-------- Task inputs
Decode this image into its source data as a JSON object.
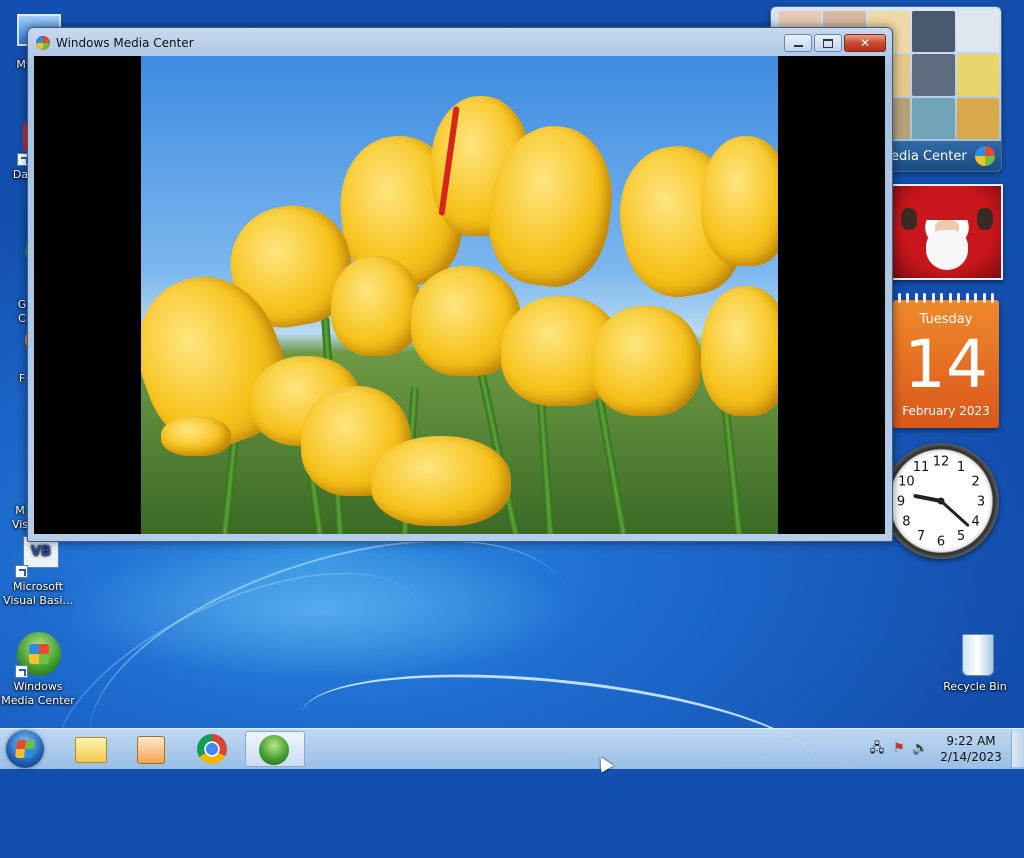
{
  "window": {
    "title": "Windows Media Center",
    "controls": {
      "minimize": "minimize",
      "maximize": "maximize",
      "close": "close"
    }
  },
  "desktop_icons": [
    {
      "label": "My C",
      "icon": "computer-icon"
    },
    {
      "label": "Data",
      "icon": "database-icon"
    },
    {
      "label": "G\nC",
      "icon": "chrome-icon"
    },
    {
      "label": "F",
      "icon": "firefox-icon"
    },
    {
      "label": "M\nVis",
      "icon": "visual-studio-icon"
    },
    {
      "label": "Microsoft Visual Basi...",
      "icon": "visual-basic-icon"
    },
    {
      "label": "Windows Media Center",
      "icon": "media-center-icon"
    },
    {
      "label": "Recycle Bin",
      "icon": "recycle-bin-icon"
    }
  ],
  "gadgets": {
    "media_center": {
      "label": "edia Center"
    },
    "calendar": {
      "weekday": "Tuesday",
      "day": "14",
      "month_year": "February 2023"
    },
    "clock": {
      "hour": 9,
      "minute": 22
    },
    "clock_numbers": [
      "12",
      "1",
      "2",
      "3",
      "4",
      "5",
      "6",
      "7",
      "8",
      "9",
      "10",
      "11"
    ]
  },
  "taskbar": {
    "pinned": [
      {
        "name": "explorer",
        "icon": "folder-icon"
      },
      {
        "name": "media-player",
        "icon": "media-player-icon"
      },
      {
        "name": "chrome",
        "icon": "chrome-icon"
      },
      {
        "name": "media-center",
        "icon": "media-center-icon",
        "active": true
      }
    ],
    "tray": {
      "time": "9:22 AM",
      "date": "2/14/2023"
    }
  },
  "colors": {
    "accent": "#1f6ed2",
    "calendar": "#e46e22",
    "close": "#c8482d"
  }
}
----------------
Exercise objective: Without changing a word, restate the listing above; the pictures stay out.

Result below:
Decode this image into its source data as a JSON object.
{
  "window": {
    "title": "Windows Media Center",
    "controls": {
      "minimize": "minimize",
      "maximize": "maximize",
      "close": "close"
    }
  },
  "desktop_icons": [
    {
      "label": "My C",
      "icon": "computer-icon"
    },
    {
      "label": "Data",
      "icon": "database-icon"
    },
    {
      "label": "G\nC",
      "icon": "chrome-icon"
    },
    {
      "label": "F",
      "icon": "firefox-icon"
    },
    {
      "label": "M\nVis",
      "icon": "visual-studio-icon"
    },
    {
      "label": "Microsoft Visual Basi...",
      "icon": "visual-basic-icon"
    },
    {
      "label": "Windows Media Center",
      "icon": "media-center-icon"
    },
    {
      "label": "Recycle Bin",
      "icon": "recycle-bin-icon"
    }
  ],
  "gadgets": {
    "media_center": {
      "label": "edia Center"
    },
    "calendar": {
      "weekday": "Tuesday",
      "day": "14",
      "month_year": "February 2023"
    },
    "clock": {
      "hour": 9,
      "minute": 22
    },
    "clock_numbers": [
      "12",
      "1",
      "2",
      "3",
      "4",
      "5",
      "6",
      "7",
      "8",
      "9",
      "10",
      "11"
    ]
  },
  "taskbar": {
    "pinned": [
      {
        "name": "explorer",
        "icon": "folder-icon"
      },
      {
        "name": "media-player",
        "icon": "media-player-icon"
      },
      {
        "name": "chrome",
        "icon": "chrome-icon"
      },
      {
        "name": "media-center",
        "icon": "media-center-icon",
        "active": true
      }
    ],
    "tray": {
      "time": "9:22 AM",
      "date": "2/14/2023"
    }
  },
  "colors": {
    "accent": "#1f6ed2",
    "calendar": "#e46e22",
    "close": "#c8482d"
  }
}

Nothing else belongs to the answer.